Infectious Diseases Intelligence
Introduction Infectious diseases continue to threaten humanity. The emergence of novel human pathogens and old pathogens in new environments has tested the bounds of existing infectious diseases intelligence generation and response capacity. Recent experiences with infectious diseases management has seen new and expanded roles for military, health agencies, international organisations, NGOs and other stakeholders, all of whom should have an in-depth grounding in infectious diseases intelligence. This course is for professionals wanting to gain an in-depth understanding of the public health intelligence of infectious diseases, who wish to extend themselves with diverse real-life scenarios to gain new skills which can be applied in their professional practice. Overview Infectious diseases intelligence refers to the understanding of the complex epidemic patterns of infectious diseases and the application of this knowledge to effective disease control, mitigation and prevention. Infectious diseases contribute significantly to the global burden of diseases and remain leading causes of death across the world. Emerging and re-emerging infections such as pandemic influenza, Ebola, dengue, chikungunya and MERS Corona Virus (CoV) pose an additional public health challenge and require coordinated and systematic disease control responses. A multi-disciplinary, public health approach is needed to understand the requirements for infectious diseases control at a population level. This course uses case studies to teach epidemiologic disease pattern recognition, identification of aberrant patterns, and interpretation of epidemic and surveillance data to inform disease control. An overview of field epidemiology methods and mathematical modeling of infectious diseases will also be provided. Case studies will include H7N9, MERS coronavirus and a salmonella outbreak. Course description The course will provide a grounding in epidemiological pattern recognition (epidemic, endemic, sporadic) in infectious diseases for first-outbreak responders, surveillance officers, or policy makers from medicine, allied health, public health, emergency management, law enforcement, military or others from relevant backgrounds. Case studies in risk assessment, risk mitigation, response and prevention will be studied. These will cover Ebola virus disease, MERS-CoV, avian influenza and salmonellosis; distinguishing natural from unnatural epidemics, surveillance tools, rapid intelligence and ana

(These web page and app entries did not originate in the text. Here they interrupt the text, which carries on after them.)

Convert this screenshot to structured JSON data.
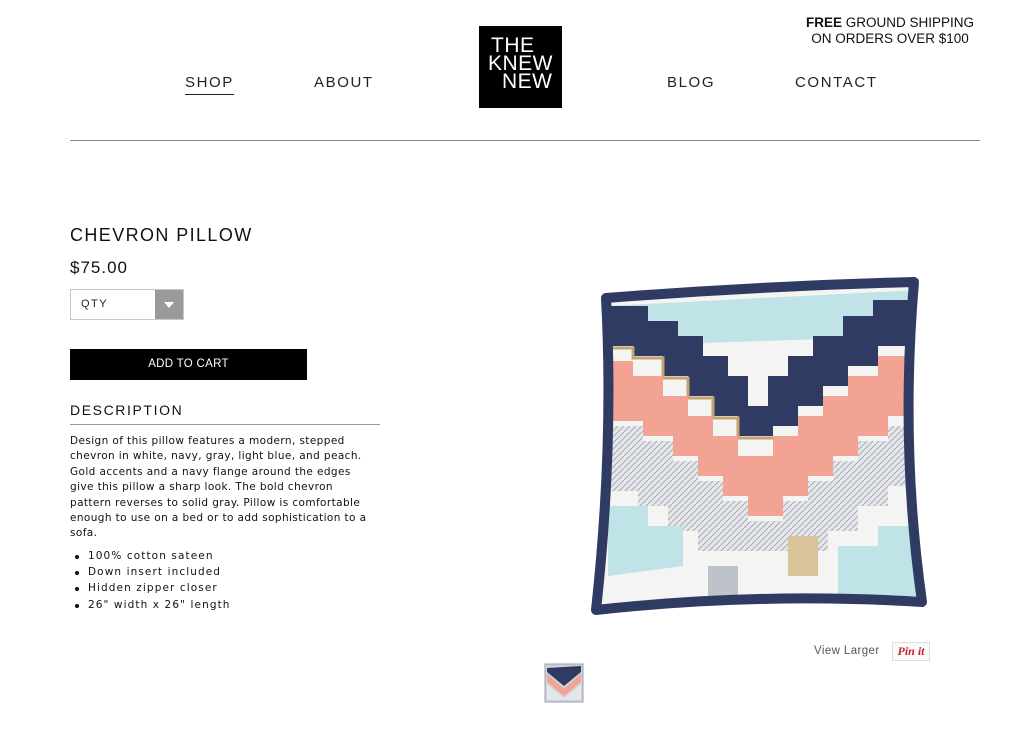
{
  "header": {
    "nav_left": [
      {
        "label": "SHOP",
        "active": true
      },
      {
        "label": "ABOUT",
        "active": false
      }
    ],
    "nav_right": [
      {
        "label": "BLOG"
      },
      {
        "label": "CONTACT"
      }
    ],
    "logo_lines": [
      "THE",
      "KNEW",
      "NEW"
    ],
    "shipping": {
      "bold": "FREE",
      "line1_rest": " GROUND SHIPPING",
      "line2": "ON ORDERS OVER $100"
    }
  },
  "product": {
    "title": "CHEVRON PILLOW",
    "price": "$75.00",
    "qty_label": "QTY",
    "add_to_cart": "ADD TO CART",
    "description_heading": "DESCRIPTION",
    "description": "Design of this pillow features a modern, stepped chevron in white, navy, gray, light blue, and peach. Gold accents and a navy flange around the edges give this pillow a sharp look. The bold chevron pattern reverses to solid gray. Pillow is comfortable enough to use on a bed or to add sophistication to a sofa.",
    "features": [
      "100% cotton sateen",
      "Down insert included",
      "Hidden zipper closer",
      "26\" width x 26\" length"
    ]
  },
  "image": {
    "view_larger": "View Larger",
    "pin_label": "Pin it"
  },
  "colors": {
    "navy": "#2f3b62",
    "peach": "#f2a394",
    "gray": "#c9ccd3",
    "light_blue": "#bfe3e6",
    "gold": "#c2a46e",
    "pin_red": "#c8232c"
  }
}
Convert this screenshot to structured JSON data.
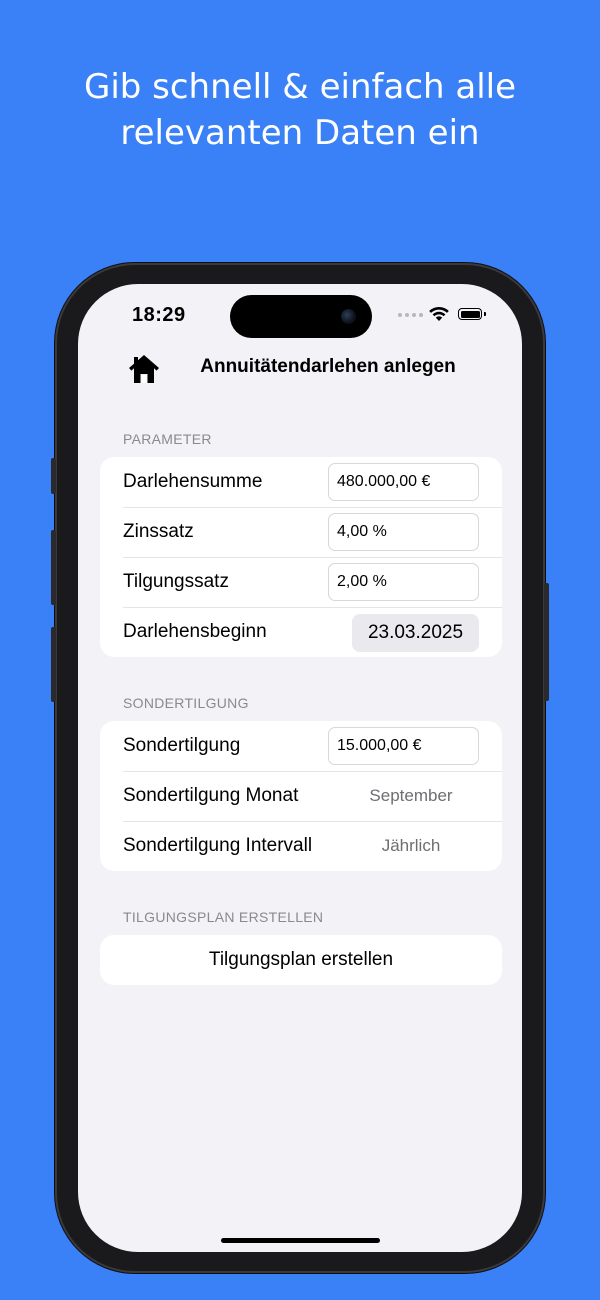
{
  "promo": {
    "headline_line1": "Gib schnell & einfach alle",
    "headline_line2": "relevanten Daten ein",
    "background_color": "#3a80f7"
  },
  "status_bar": {
    "time": "18:29",
    "icons": [
      "signal-dots-icon",
      "wifi-icon",
      "battery-icon"
    ]
  },
  "nav": {
    "home_icon": "house-icon",
    "title": "Annuitätendarlehen anlegen"
  },
  "parameter": {
    "header": "PARAMETER",
    "darlehenssumme_label": "Darlehensumme",
    "darlehenssumme_value": "480.000,00 €",
    "zinssatz_label": "Zinssatz",
    "zinssatz_value": "4,00 %",
    "tilgungssatz_label": "Tilgungssatz",
    "tilgungssatz_value": "2,00 %",
    "beginn_label": "Darlehensbeginn",
    "beginn_value": "23.03.2025"
  },
  "sondertilgung": {
    "header": "SONDERTILGUNG",
    "betrag_label": "Sondertilgung",
    "betrag_value": "15.000,00 €",
    "monat_label": "Sondertilgung Monat",
    "monat_value": "September",
    "intervall_label": "Sondertilgung Intervall",
    "intervall_value": "Jährlich"
  },
  "plan": {
    "header": "TILGUNGSPLAN ERSTELLEN",
    "button_label": "Tilgungsplan erstellen"
  }
}
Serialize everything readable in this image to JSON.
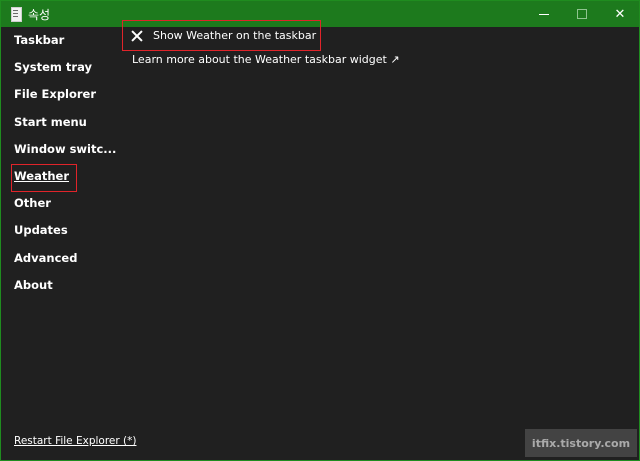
{
  "window": {
    "title": "속성",
    "controls": {
      "minimize": "minimize",
      "maximize": "maximize",
      "close": "✕"
    }
  },
  "sidebar": {
    "items": [
      {
        "label": "Taskbar"
      },
      {
        "label": "System tray"
      },
      {
        "label": "File Explorer"
      },
      {
        "label": "Start menu"
      },
      {
        "label": "Window switc..."
      },
      {
        "label": "Weather"
      },
      {
        "label": "Other"
      },
      {
        "label": "Updates"
      },
      {
        "label": "Advanced"
      },
      {
        "label": "About"
      }
    ],
    "active": "Weather",
    "restart_link": "Restart File Explorer (*)"
  },
  "content": {
    "option_label": "Show Weather on the taskbar",
    "option_icon": "x-icon",
    "learn_more": "Learn more about the Weather taskbar widget ↗"
  },
  "watermark": "itfix.tistory.com",
  "colors": {
    "titlebar": "#1d7a1d",
    "window_bg": "#202020",
    "highlight_border": "#e0242a"
  }
}
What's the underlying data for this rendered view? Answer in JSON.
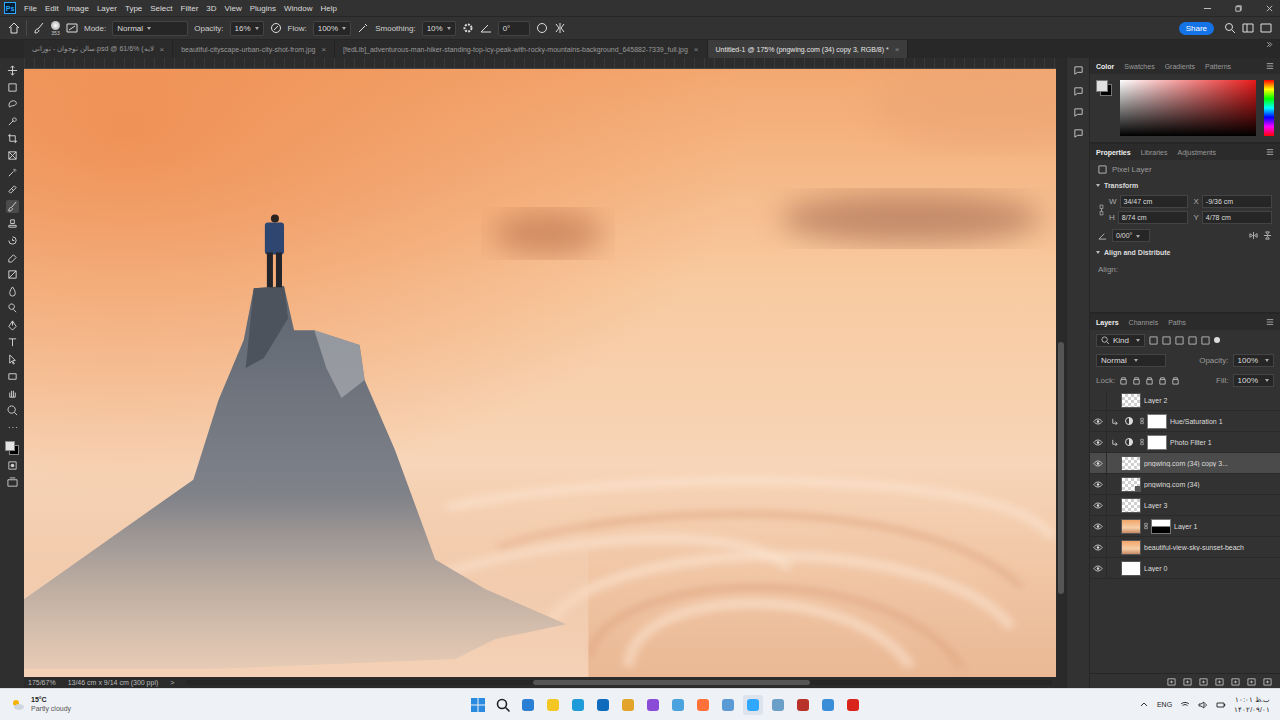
{
  "app": {
    "logo": "Ps",
    "menu": [
      "File",
      "Edit",
      "Image",
      "Layer",
      "Type",
      "Select",
      "Filter",
      "3D",
      "View",
      "Plugins",
      "Window",
      "Help"
    ],
    "share": "Share"
  },
  "options": {
    "brush_size": "353",
    "mode_label": "Mode:",
    "mode": "Normal",
    "opacity_label": "Opacity:",
    "opacity": "16%",
    "flow_label": "Flow:",
    "flow": "100%",
    "smoothing_label": "Smoothing:",
    "smoothing": "10%",
    "angle": "0°"
  },
  "doc_tabs": [
    {
      "label": "سالن نوجوان - نورانی.psd @ 61/6% (لایه",
      "selected": false,
      "close": "×"
    },
    {
      "label": "beautiful-cityscape-urban-city-shot-from.jpg",
      "selected": false,
      "close": "×"
    },
    {
      "label": "[fedLib]_adventurous-man-hiker-standing-top-icy-peak-with-rocky-mountains-background_645882-7339_full.jpg",
      "selected": false,
      "close": "×"
    },
    {
      "label": "Untitled-1 @ 175% (pngwing.com (34) copy 3, RGB/8) *",
      "selected": true,
      "close": "×"
    }
  ],
  "color_panel": {
    "tabs": [
      {
        "label": "Color",
        "selected": true
      },
      {
        "label": "Swatches",
        "selected": false
      },
      {
        "label": "Gradients",
        "selected": false
      },
      {
        "label": "Patterns",
        "selected": false
      }
    ]
  },
  "properties": {
    "tabs": [
      {
        "label": "Properties",
        "selected": true
      },
      {
        "label": "Libraries",
        "selected": false
      },
      {
        "label": "Adjustments",
        "selected": false
      }
    ],
    "layer_type": "Pixel Layer",
    "section": "Transform",
    "fields": [
      {
        "label": "W",
        "value": "34/47 cm"
      },
      {
        "label": "X",
        "value": "-9/36 cm"
      },
      {
        "label": "H",
        "value": "8/74 cm"
      },
      {
        "label": "Y",
        "value": "4/78 cm"
      }
    ],
    "angle": "0/00°",
    "align_section": "Align and Distribute",
    "align_label": "Align:"
  },
  "layers_panel": {
    "tabs": [
      {
        "label": "Layers",
        "selected": true
      },
      {
        "label": "Channels",
        "selected": false
      },
      {
        "label": "Paths",
        "selected": false
      }
    ],
    "filter": "Kind",
    "blend": "Normal",
    "opacity_label": "Opacity:",
    "opacity": "100%",
    "lock_label": "Lock:",
    "fill_label": "Fill:",
    "fill": "100%",
    "layers": [
      {
        "name": "Layer 2",
        "visible": false,
        "selected": false,
        "kind": "pixel",
        "clipped": false,
        "mask": "none"
      },
      {
        "name": "Hue/Saturation 1",
        "visible": true,
        "selected": false,
        "kind": "adjustment",
        "clipped": true,
        "mask": "white"
      },
      {
        "name": "Photo Filter 1",
        "visible": true,
        "selected": false,
        "kind": "adjustment",
        "clipped": true,
        "mask": "white"
      },
      {
        "name": "pngwing.com (34) copy 3...",
        "visible": true,
        "selected": true,
        "kind": "pixel",
        "clipped": false,
        "mask": "none"
      },
      {
        "name": "pngwing.com (34)",
        "visible": true,
        "selected": false,
        "kind": "smart",
        "clipped": false,
        "mask": "none"
      },
      {
        "name": "Layer 3",
        "visible": true,
        "selected": false,
        "kind": "pixel",
        "clipped": false,
        "mask": "none"
      },
      {
        "name": "Layer 1",
        "visible": true,
        "selected": false,
        "kind": "photo",
        "clipped": false,
        "mask": "partial"
      },
      {
        "name": "beautiful-view-sky-sunset-beach",
        "visible": true,
        "selected": false,
        "kind": "photo",
        "clipped": false,
        "mask": "none"
      },
      {
        "name": "Layer 0",
        "visible": true,
        "selected": false,
        "kind": "white",
        "clipped": false,
        "mask": "none"
      }
    ]
  },
  "status_bar": {
    "zoom": "175/67%",
    "size": "13/46 cm x 9/14 cm (300 ppi)",
    "arrow": ">"
  },
  "taskbar": {
    "temp": "15°C",
    "weather": "Partly cloudy",
    "lang": "ENG",
    "time": "۱۰:۰۱ ب.ظ",
    "date": "۱۴۰۲/۰۹/۰۱"
  }
}
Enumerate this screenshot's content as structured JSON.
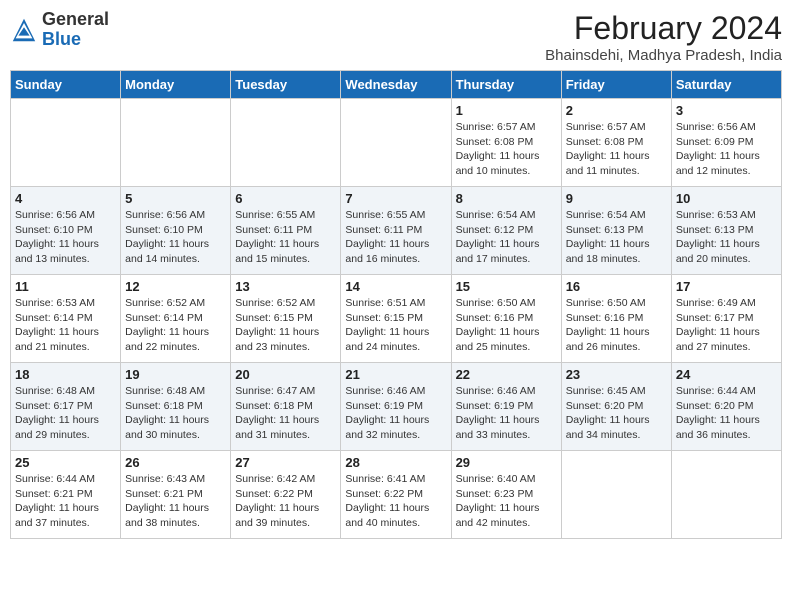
{
  "header": {
    "logo_general": "General",
    "logo_blue": "Blue",
    "month_year": "February 2024",
    "location": "Bhainsdehi, Madhya Pradesh, India"
  },
  "days_of_week": [
    "Sunday",
    "Monday",
    "Tuesday",
    "Wednesday",
    "Thursday",
    "Friday",
    "Saturday"
  ],
  "weeks": [
    [
      {
        "day": "",
        "info": ""
      },
      {
        "day": "",
        "info": ""
      },
      {
        "day": "",
        "info": ""
      },
      {
        "day": "",
        "info": ""
      },
      {
        "day": "1",
        "info": "Sunrise: 6:57 AM\nSunset: 6:08 PM\nDaylight: 11 hours\nand 10 minutes."
      },
      {
        "day": "2",
        "info": "Sunrise: 6:57 AM\nSunset: 6:08 PM\nDaylight: 11 hours\nand 11 minutes."
      },
      {
        "day": "3",
        "info": "Sunrise: 6:56 AM\nSunset: 6:09 PM\nDaylight: 11 hours\nand 12 minutes."
      }
    ],
    [
      {
        "day": "4",
        "info": "Sunrise: 6:56 AM\nSunset: 6:10 PM\nDaylight: 11 hours\nand 13 minutes."
      },
      {
        "day": "5",
        "info": "Sunrise: 6:56 AM\nSunset: 6:10 PM\nDaylight: 11 hours\nand 14 minutes."
      },
      {
        "day": "6",
        "info": "Sunrise: 6:55 AM\nSunset: 6:11 PM\nDaylight: 11 hours\nand 15 minutes."
      },
      {
        "day": "7",
        "info": "Sunrise: 6:55 AM\nSunset: 6:11 PM\nDaylight: 11 hours\nand 16 minutes."
      },
      {
        "day": "8",
        "info": "Sunrise: 6:54 AM\nSunset: 6:12 PM\nDaylight: 11 hours\nand 17 minutes."
      },
      {
        "day": "9",
        "info": "Sunrise: 6:54 AM\nSunset: 6:13 PM\nDaylight: 11 hours\nand 18 minutes."
      },
      {
        "day": "10",
        "info": "Sunrise: 6:53 AM\nSunset: 6:13 PM\nDaylight: 11 hours\nand 20 minutes."
      }
    ],
    [
      {
        "day": "11",
        "info": "Sunrise: 6:53 AM\nSunset: 6:14 PM\nDaylight: 11 hours\nand 21 minutes."
      },
      {
        "day": "12",
        "info": "Sunrise: 6:52 AM\nSunset: 6:14 PM\nDaylight: 11 hours\nand 22 minutes."
      },
      {
        "day": "13",
        "info": "Sunrise: 6:52 AM\nSunset: 6:15 PM\nDaylight: 11 hours\nand 23 minutes."
      },
      {
        "day": "14",
        "info": "Sunrise: 6:51 AM\nSunset: 6:15 PM\nDaylight: 11 hours\nand 24 minutes."
      },
      {
        "day": "15",
        "info": "Sunrise: 6:50 AM\nSunset: 6:16 PM\nDaylight: 11 hours\nand 25 minutes."
      },
      {
        "day": "16",
        "info": "Sunrise: 6:50 AM\nSunset: 6:16 PM\nDaylight: 11 hours\nand 26 minutes."
      },
      {
        "day": "17",
        "info": "Sunrise: 6:49 AM\nSunset: 6:17 PM\nDaylight: 11 hours\nand 27 minutes."
      }
    ],
    [
      {
        "day": "18",
        "info": "Sunrise: 6:48 AM\nSunset: 6:17 PM\nDaylight: 11 hours\nand 29 minutes."
      },
      {
        "day": "19",
        "info": "Sunrise: 6:48 AM\nSunset: 6:18 PM\nDaylight: 11 hours\nand 30 minutes."
      },
      {
        "day": "20",
        "info": "Sunrise: 6:47 AM\nSunset: 6:18 PM\nDaylight: 11 hours\nand 31 minutes."
      },
      {
        "day": "21",
        "info": "Sunrise: 6:46 AM\nSunset: 6:19 PM\nDaylight: 11 hours\nand 32 minutes."
      },
      {
        "day": "22",
        "info": "Sunrise: 6:46 AM\nSunset: 6:19 PM\nDaylight: 11 hours\nand 33 minutes."
      },
      {
        "day": "23",
        "info": "Sunrise: 6:45 AM\nSunset: 6:20 PM\nDaylight: 11 hours\nand 34 minutes."
      },
      {
        "day": "24",
        "info": "Sunrise: 6:44 AM\nSunset: 6:20 PM\nDaylight: 11 hours\nand 36 minutes."
      }
    ],
    [
      {
        "day": "25",
        "info": "Sunrise: 6:44 AM\nSunset: 6:21 PM\nDaylight: 11 hours\nand 37 minutes."
      },
      {
        "day": "26",
        "info": "Sunrise: 6:43 AM\nSunset: 6:21 PM\nDaylight: 11 hours\nand 38 minutes."
      },
      {
        "day": "27",
        "info": "Sunrise: 6:42 AM\nSunset: 6:22 PM\nDaylight: 11 hours\nand 39 minutes."
      },
      {
        "day": "28",
        "info": "Sunrise: 6:41 AM\nSunset: 6:22 PM\nDaylight: 11 hours\nand 40 minutes."
      },
      {
        "day": "29",
        "info": "Sunrise: 6:40 AM\nSunset: 6:23 PM\nDaylight: 11 hours\nand 42 minutes."
      },
      {
        "day": "",
        "info": ""
      },
      {
        "day": "",
        "info": ""
      }
    ]
  ]
}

Featured Articles (5)
Facemasks for the prevention of infection in healthcare and community settingsBMJ
2015 Facemasks are recommended for diseases transmitted through droplets and respirators for respiratory aerosols, yet recommendations and terminology vary between guidelines. The concepts of droplet and airborne transmission that are entrenched in clinical practice have recently been shown to be more complex than previously thought. Several randomised clinical trials of facemasks have been conducted in community and healthcare settings, using widely varying interventions, including mixed interventions (such as masks and handwashing), and diverse outcomes. Of the nine trials of facemasks identified in community settings, in all but one, facemasks were used for respiratory protection of well people. They found that facemasks and facemasks plus hand hygiene may prevent infection in community settings, subject to early use and compliance. Two trials in healthcare workers favoured respirators for clinical respiratory illness. The use of reusable cloth masks is widespread globally, particularly in Asia, which is an important region for emerging infections, but there is no clinical research to inform their use and most policies offer no guidance on them. Health economic analyses of facemasks are scarce and the few published cost effectiveness models do not use clinical efficacy data. The lack of research on facemasks and respirators is reflected in varied and sometimes conflicting policies and guidelines. Further research should focus on examining the efficacy of facemasks against specific infectious threats such as influenza and tuberculosis, assessing the efficacy of cloth masks, investigating common practices such as reuse of masks, assessing compliance, filling in policy gaps, and obtaining cost effectiveness data using clinical efficacy estimates.
Increasing Trends In Herpes Zoster in AustraliaPLOS One
2015 Increasing trends in incidence of herpes zoster (HZ) have been reported in Australia and internationally. This may reflect the impact of childhood VZV vaccination programs introduced universally in Australia in late 2005. The objective of this study was to evaluate changes in incidence of HZ and PHN in Australia over time, and associated healthcare resource utilisation.
A randomized clinical trial of three options for N95 respirators and medical masks in health workersAmerican Journal of Respiratory and Critical Care Medicine
2013 We compared three policy options for the use of medical masks and N95 respirators in healthcare workers (HCWs). Objectives: A cluster randomized clinical trial of 1,669 hospital-based HCWs in Beijing, China in the winter of 2009–2010. Methods: ...
Ischaemic heart disease, influenza and influenza vaccination: a prospective case control studyHeart
2013 Abundant, indirect epidemiological evidence indicates that influenza contributes to all-cause mortality and cardiovascular hospitalisations with studies showing increases in acute myocardial infarction (AMI) and death during the influenza season...
Elderly Vaccination - the Glass is Half FullSCIRP
2013 The shifting global demography and ageing of populations worldwide brings with new challenges for the health care, and an imperative for healthy ageing and preventive health strategies for adults. Immunization is the low hanging fruit for healthy ageing, and yet under-utilized for various reasons, including waning immunity in the elderly, lack of RCT data in this age group, and lack of provider confidence in vaccines for the elderly. The elderly people have a higher incidence of infection and more severe and serious consequences of infection. Diseases such as influenza, pneumococcal disease and herpes zoster have long been recognized as causing a high burden in the elderly, but evidence is also emerging for other infections such as pertussis being a major cause of the morbidity in this age group. Now, there are several vaccines which can prevent major infectious diseases in the elderly. To improve uptake of these vaccines, elderly vaccination should be viewed through a different lens to pediatric vaccination, accepting that vaccines are less immunogenic in the elderly. The population health impact of vaccines in the elderly, despite of immunosenescence and lower immunogenicity, is still likely to be high given the increased disease incidence. Vaccination is an important and readily available means of prevention in the elderly.